What this task involves =>
Please return each line of the listing exactly as given.

-*-

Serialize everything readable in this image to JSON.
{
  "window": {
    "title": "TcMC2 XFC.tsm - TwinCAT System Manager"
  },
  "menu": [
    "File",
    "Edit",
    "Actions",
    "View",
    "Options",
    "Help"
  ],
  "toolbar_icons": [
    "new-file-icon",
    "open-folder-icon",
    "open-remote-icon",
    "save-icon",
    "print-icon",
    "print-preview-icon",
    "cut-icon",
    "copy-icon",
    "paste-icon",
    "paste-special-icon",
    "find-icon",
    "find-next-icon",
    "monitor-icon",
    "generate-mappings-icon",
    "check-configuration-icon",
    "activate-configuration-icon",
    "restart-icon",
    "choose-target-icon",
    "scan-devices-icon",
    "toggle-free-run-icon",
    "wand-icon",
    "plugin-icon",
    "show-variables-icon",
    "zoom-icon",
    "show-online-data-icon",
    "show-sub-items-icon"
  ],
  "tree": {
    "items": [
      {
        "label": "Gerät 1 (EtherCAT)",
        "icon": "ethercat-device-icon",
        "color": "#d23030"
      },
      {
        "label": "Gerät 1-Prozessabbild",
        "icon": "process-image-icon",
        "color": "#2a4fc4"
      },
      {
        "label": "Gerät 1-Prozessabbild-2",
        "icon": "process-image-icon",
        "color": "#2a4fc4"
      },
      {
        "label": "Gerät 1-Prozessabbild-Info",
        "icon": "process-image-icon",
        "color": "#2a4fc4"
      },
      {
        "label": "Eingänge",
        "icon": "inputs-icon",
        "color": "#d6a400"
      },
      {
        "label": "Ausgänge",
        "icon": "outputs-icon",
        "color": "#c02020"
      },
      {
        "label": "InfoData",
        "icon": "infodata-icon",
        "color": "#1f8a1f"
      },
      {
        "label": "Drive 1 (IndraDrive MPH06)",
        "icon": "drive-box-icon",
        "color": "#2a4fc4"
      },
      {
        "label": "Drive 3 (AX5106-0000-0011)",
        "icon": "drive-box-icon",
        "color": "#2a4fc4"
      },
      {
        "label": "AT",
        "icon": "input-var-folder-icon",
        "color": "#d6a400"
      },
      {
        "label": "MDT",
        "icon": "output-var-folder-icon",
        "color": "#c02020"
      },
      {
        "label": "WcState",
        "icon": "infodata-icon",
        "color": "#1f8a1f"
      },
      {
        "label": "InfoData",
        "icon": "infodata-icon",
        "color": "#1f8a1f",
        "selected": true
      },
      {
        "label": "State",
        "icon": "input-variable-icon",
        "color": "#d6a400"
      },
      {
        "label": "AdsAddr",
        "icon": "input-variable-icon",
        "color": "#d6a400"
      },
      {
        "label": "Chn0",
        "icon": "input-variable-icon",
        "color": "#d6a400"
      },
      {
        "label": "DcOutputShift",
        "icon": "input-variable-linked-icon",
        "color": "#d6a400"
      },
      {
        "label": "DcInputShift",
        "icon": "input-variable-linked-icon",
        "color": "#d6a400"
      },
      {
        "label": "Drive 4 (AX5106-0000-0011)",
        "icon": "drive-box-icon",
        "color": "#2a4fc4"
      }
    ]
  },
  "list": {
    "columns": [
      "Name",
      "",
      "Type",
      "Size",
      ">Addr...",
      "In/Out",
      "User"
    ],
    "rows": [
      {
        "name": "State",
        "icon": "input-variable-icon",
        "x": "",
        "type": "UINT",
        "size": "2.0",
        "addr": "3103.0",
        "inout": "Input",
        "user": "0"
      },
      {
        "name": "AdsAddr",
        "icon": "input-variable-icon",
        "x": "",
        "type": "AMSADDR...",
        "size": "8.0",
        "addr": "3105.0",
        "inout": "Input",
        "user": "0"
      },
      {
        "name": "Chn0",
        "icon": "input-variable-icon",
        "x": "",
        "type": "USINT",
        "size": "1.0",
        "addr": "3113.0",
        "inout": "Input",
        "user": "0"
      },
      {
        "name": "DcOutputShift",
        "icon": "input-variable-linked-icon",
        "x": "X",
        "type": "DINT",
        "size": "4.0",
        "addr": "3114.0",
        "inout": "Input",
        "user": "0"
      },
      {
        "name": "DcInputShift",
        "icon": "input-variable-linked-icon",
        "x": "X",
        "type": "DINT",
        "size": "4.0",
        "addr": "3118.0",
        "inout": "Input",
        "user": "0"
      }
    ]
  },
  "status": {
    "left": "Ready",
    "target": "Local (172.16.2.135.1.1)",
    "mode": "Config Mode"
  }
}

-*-

Finished task =>
Serialize everything readable in this image to JSON.
{
  "window": {
    "title": "TcMC2 XFC.tsm - TwinCAT System Manager"
  },
  "menu": [
    "File",
    "Edit",
    "Actions",
    "View",
    "Options",
    "Help"
  ],
  "toolbar_icons": [
    "new-file-icon",
    "open-folder-icon",
    "open-remote-icon",
    "save-icon",
    "print-icon",
    "print-preview-icon",
    "cut-icon",
    "copy-icon",
    "paste-icon",
    "paste-special-icon",
    "find-icon",
    "find-next-icon",
    "monitor-icon",
    "generate-mappings-icon",
    "check-configuration-icon",
    "activate-configuration-icon",
    "restart-icon",
    "choose-target-icon",
    "scan-devices-icon",
    "toggle-free-run-icon",
    "wand-icon",
    "plugin-icon",
    "show-variables-icon",
    "zoom-icon",
    "show-online-data-icon",
    "show-sub-items-icon"
  ],
  "tree": {
    "items": [
      {
        "label": "Gerät 1 (EtherCAT)",
        "icon": "ethercat-device-icon",
        "color": "#d23030"
      },
      {
        "label": "Gerät 1-Prozessabbild",
        "icon": "process-image-icon",
        "color": "#2a4fc4"
      },
      {
        "label": "Gerät 1-Prozessabbild-2",
        "icon": "process-image-icon",
        "color": "#2a4fc4"
      },
      {
        "label": "Gerät 1-Prozessabbild-Info",
        "icon": "process-image-icon",
        "color": "#2a4fc4"
      },
      {
        "label": "Eingänge",
        "icon": "inputs-icon",
        "color": "#d6a400"
      },
      {
        "label": "Ausgänge",
        "icon": "outputs-icon",
        "color": "#c02020"
      },
      {
        "label": "InfoData",
        "icon": "infodata-icon",
        "color": "#1f8a1f"
      },
      {
        "label": "Drive 1 (IndraDrive MPH06)",
        "icon": "drive-box-icon",
        "color": "#2a4fc4"
      },
      {
        "label": "Drive 3 (AX5106-0000-0011)",
        "icon": "drive-box-icon",
        "color": "#2a4fc4"
      },
      {
        "label": "AT",
        "icon": "input-var-folder-icon",
        "color": "#d6a400"
      },
      {
        "label": "MDT",
        "icon": "output-var-folder-icon",
        "color": "#c02020"
      },
      {
        "label": "WcState",
        "icon": "infodata-icon",
        "color": "#1f8a1f"
      },
      {
        "label": "InfoData",
        "icon": "infodata-icon",
        "color": "#1f8a1f",
        "selected": true
      },
      {
        "label": "State",
        "icon": "input-variable-icon",
        "color": "#d6a400"
      },
      {
        "label": "AdsAddr",
        "icon": "input-variable-icon",
        "color": "#d6a400"
      },
      {
        "label": "Chn0",
        "icon": "input-variable-icon",
        "color": "#d6a400"
      },
      {
        "label": "DcOutputShift",
        "icon": "input-variable-linked-icon",
        "color": "#d6a400"
      },
      {
        "label": "DcInputShift",
        "icon": "input-variable-linked-icon",
        "color": "#d6a400"
      },
      {
        "label": "Drive 4 (AX5106-0000-0011)",
        "icon": "drive-box-icon",
        "color": "#2a4fc4"
      }
    ]
  },
  "list": {
    "columns": [
      "Name",
      "",
      "Type",
      "Size",
      ">Addr...",
      "In/Out",
      "User"
    ],
    "rows": [
      {
        "name": "State",
        "icon": "input-variable-icon",
        "x": "",
        "type": "UINT",
        "size": "2.0",
        "addr": "3103.0",
        "inout": "Input",
        "user": "0"
      },
      {
        "name": "AdsAddr",
        "icon": "input-variable-icon",
        "x": "",
        "type": "AMSADDR...",
        "size": "8.0",
        "addr": "3105.0",
        "inout": "Input",
        "user": "0"
      },
      {
        "name": "Chn0",
        "icon": "input-variable-icon",
        "x": "",
        "type": "USINT",
        "size": "1.0",
        "addr": "3113.0",
        "inout": "Input",
        "user": "0"
      },
      {
        "name": "DcOutputShift",
        "icon": "input-variable-linked-icon",
        "x": "X",
        "type": "DINT",
        "size": "4.0",
        "addr": "3114.0",
        "inout": "Input",
        "user": "0"
      },
      {
        "name": "DcInputShift",
        "icon": "input-variable-linked-icon",
        "x": "X",
        "type": "DINT",
        "size": "4.0",
        "addr": "3118.0",
        "inout": "Input",
        "user": "0"
      }
    ]
  },
  "status": {
    "left": "Ready",
    "target": "Local (172.16.2.135.1.1)",
    "mode": "Config Mode"
  }
}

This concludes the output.